These days, when I write code, it's in Python. Even though it's slower than C++ (or maybe, because it's slower) I still try to write efficiently. For example, consider the following:
if key in mydict: myfunction(mydict[key]) else: notfound += 1
Both the first and second lines repeat the same work, looking up the same value in a dictionary. These days, I just can't bring myself to write code that does something twice. Instead, I want to look it up once and use the result twice:
val = mydict.get(key, None) if val: myfunction(val) else: notfound += 1
A downside to this is that it loses a bit of readability. In addition, if 'val' is not used elsewhere then it seems untidy to define it with an apparent broader scope than it needs. (Note that some care is needed with the 'if' statement to avoid problems with values of 'val' that evaluate False. "if val is not None" can help here.)
Enter the walrus operator, :=, which arrived with Python 3.8 (the name comes from the similarity to a pair of eyes with two tusks). This allows you to assign a value to a variable in the middle of an expression; for example in the expression used in an 'if' statement. It was/is quite controversial, and the arguments around it led Guido to step down from the BDFL position he had held since the start of Python.
Here is how it could be used in this case:
if val:=mydict.get(key, None): myfunction(val) else: notfound += 1
Is this more readable, or is it confusing? I'm familiar with this idiom from C++, but its overuse and/or abuse can really confuse things. See this stack overflow question for example; imagine seeing that in someone's code and trying to figure out what it's doing. The docs I link to above end with the following request: "Try to limit use of the walrus operator to clean cases that reduce complexity and improve readability." - we'll see how that works out.
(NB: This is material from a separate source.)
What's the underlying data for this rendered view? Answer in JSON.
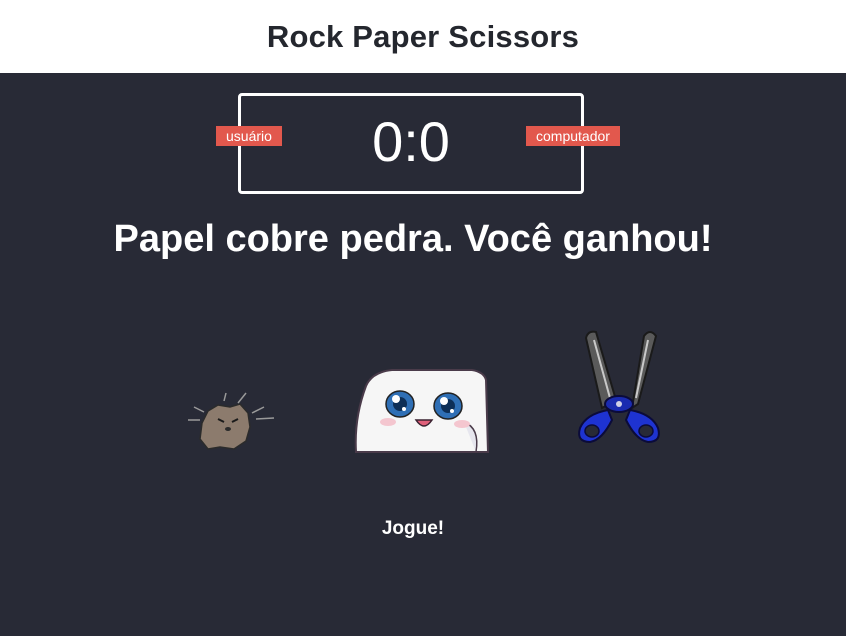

My feeling is that the walrus operator is best avoided, or used very sparingly; what do you think?